What to do:
Your reply should be the entries, output word for word, with each picture omitted.

(Excerpts from an interface dataset)
____________________

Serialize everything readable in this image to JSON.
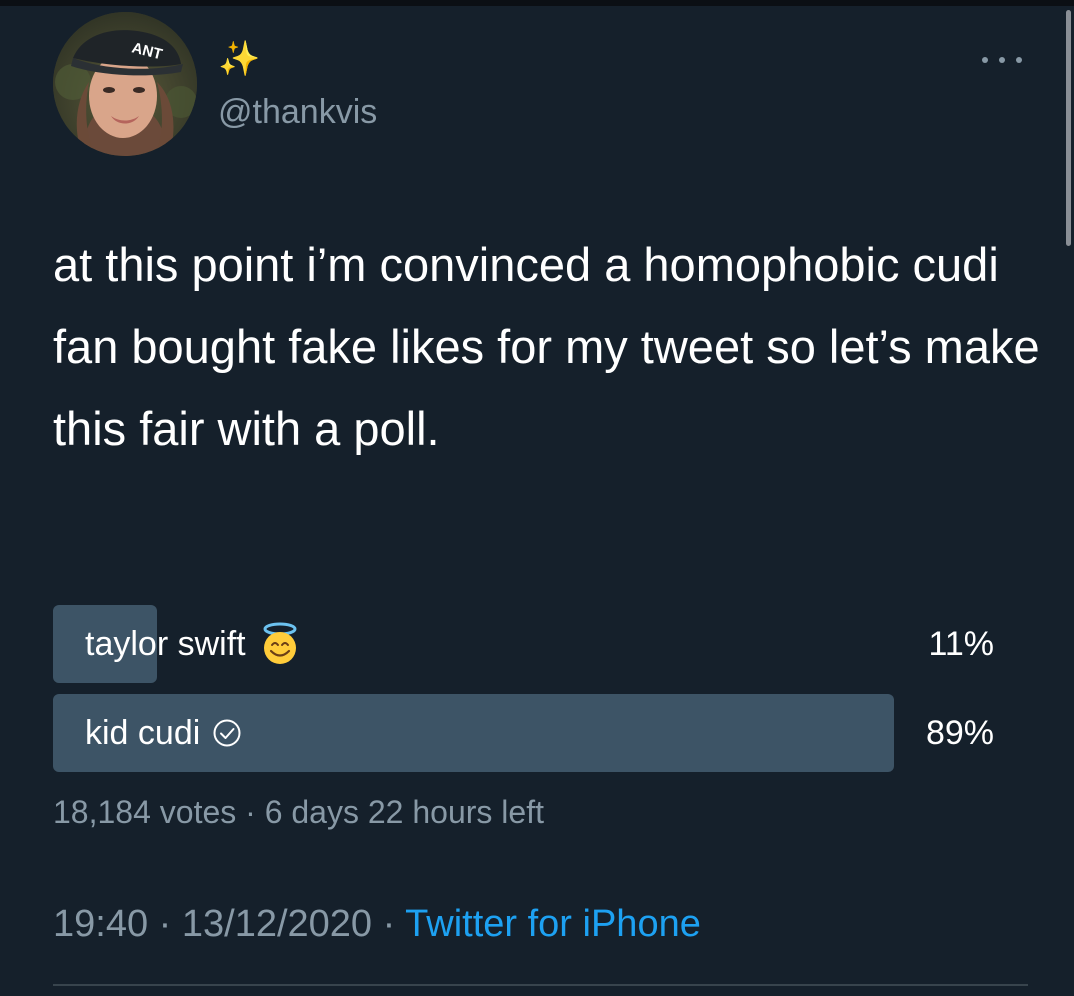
{
  "user": {
    "display_name": "✨",
    "handle": "@thankvis",
    "cap_text": "ANT"
  },
  "tweet": {
    "text": "at this point i’m convinced a homophobic cudi fan bought fake likes for my tweet so let’s make this fair with a poll."
  },
  "poll": {
    "options": [
      {
        "label": "taylor swift",
        "percent_label": "11%",
        "fill_fraction": 0.11,
        "icon": "smiling-face-with-halo-icon",
        "winner": false
      },
      {
        "label": "kid cudi",
        "percent_label": "89%",
        "fill_fraction": 0.89,
        "icon": "check-circle-icon",
        "winner": true
      }
    ],
    "votes": "18,184 votes",
    "separator": "·",
    "time_left": "6 days 22 hours left"
  },
  "meta": {
    "time": "19:40",
    "separator": "·",
    "date": "13/12/2020",
    "source": "Twitter for iPhone"
  },
  "colors": {
    "background": "#15202b",
    "text_primary": "#ffffff",
    "text_secondary": "#8899a6",
    "link": "#1da1f2",
    "poll_bar": "#3d5466",
    "divider": "#38444d"
  }
}
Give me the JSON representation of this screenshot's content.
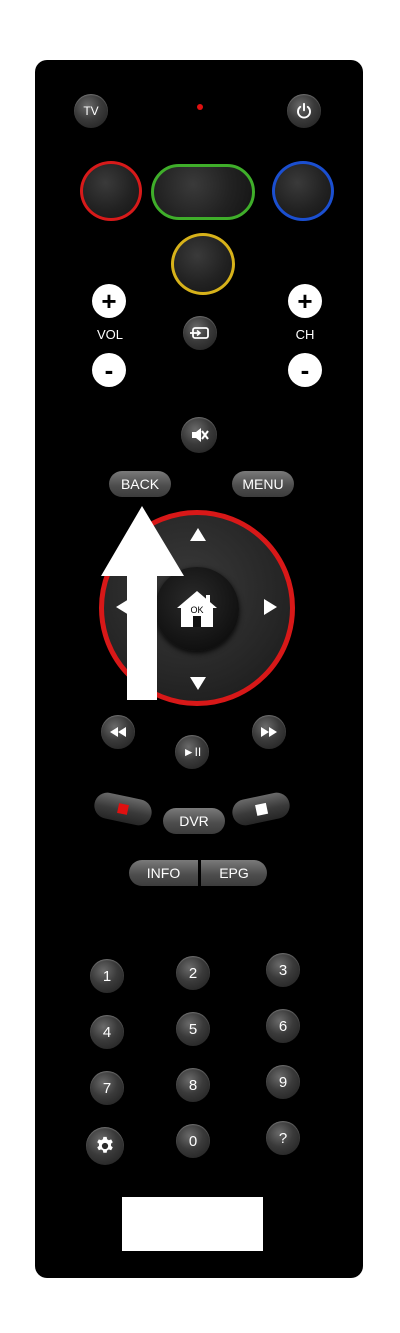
{
  "remote": {
    "tv_label": "TV",
    "power_icon": "power-icon",
    "led_color": "#e01010",
    "color_buttons": {
      "red": "#d71a1a",
      "green": "#3fae2a",
      "blue": "#1b4fd0",
      "yellow": "#d7b21a"
    },
    "vol_label": "VOL",
    "ch_label": "CH",
    "plus": "+",
    "minus": "-",
    "back_label": "BACK",
    "menu_label": "MENU",
    "ok_label": "OK",
    "dpad_ring_color": "#d81818",
    "dvr_label": "DVR",
    "info_label": "INFO",
    "epg_label": "EPG",
    "play_pause_label": "►II",
    "keypad": [
      "1",
      "2",
      "3",
      "4",
      "5",
      "6",
      "7",
      "8",
      "9",
      "0",
      "?"
    ],
    "settings_icon": "gear-icon"
  }
}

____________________

Answer box:
Serialize everything readable in this image to JSON.
{
  "user": {
    "display_name": "✨",
    "handle": "@thankvis",
    "cap_text": "ANT"
  },
  "tweet": {
    "text": "at this point i’m convinced a homophobic cudi fan bought fake likes for my tweet so let’s make this fair with a poll."
  },
  "poll": {
    "options": [
      {
        "label": "taylor swift",
        "percent_label": "11%",
        "fill_fraction": 0.11,
        "icon": "smiling-face-with-halo-icon",
        "winner": false
      },
      {
        "label": "kid cudi",
        "percent_label": "89%",
        "fill_fraction": 0.89,
        "icon": "check-circle-icon",
        "winner": true
      }
    ],
    "votes": "18,184 votes",
    "separator": "·",
    "time_left": "6 days 22 hours left"
  },
  "meta": {
    "time": "19:40",
    "separator": "·",
    "date": "13/12/2020",
    "source": "Twitter for iPhone"
  },
  "colors": {
    "background": "#15202b",
    "text_primary": "#ffffff",
    "text_secondary": "#8899a6",
    "link": "#1da1f2",
    "poll_bar": "#3d5466",
    "divider": "#38444d"
  }
}
Give me the JSON representation of this screenshot's content.
{
  "remote": {
    "tv_label": "TV",
    "power_icon": "power-icon",
    "led_color": "#e01010",
    "color_buttons": {
      "red": "#d71a1a",
      "green": "#3fae2a",
      "blue": "#1b4fd0",
      "yellow": "#d7b21a"
    },
    "vol_label": "VOL",
    "ch_label": "CH",
    "plus": "+",
    "minus": "-",
    "back_label": "BACK",
    "menu_label": "MENU",
    "ok_label": "OK",
    "dpad_ring_color": "#d81818",
    "dvr_label": "DVR",
    "info_label": "INFO",
    "epg_label": "EPG",
    "play_pause_label": "►II",
    "keypad": [
      "1",
      "2",
      "3",
      "4",
      "5",
      "6",
      "7",
      "8",
      "9",
      "0",
      "?"
    ],
    "settings_icon": "gear-icon"
  }
}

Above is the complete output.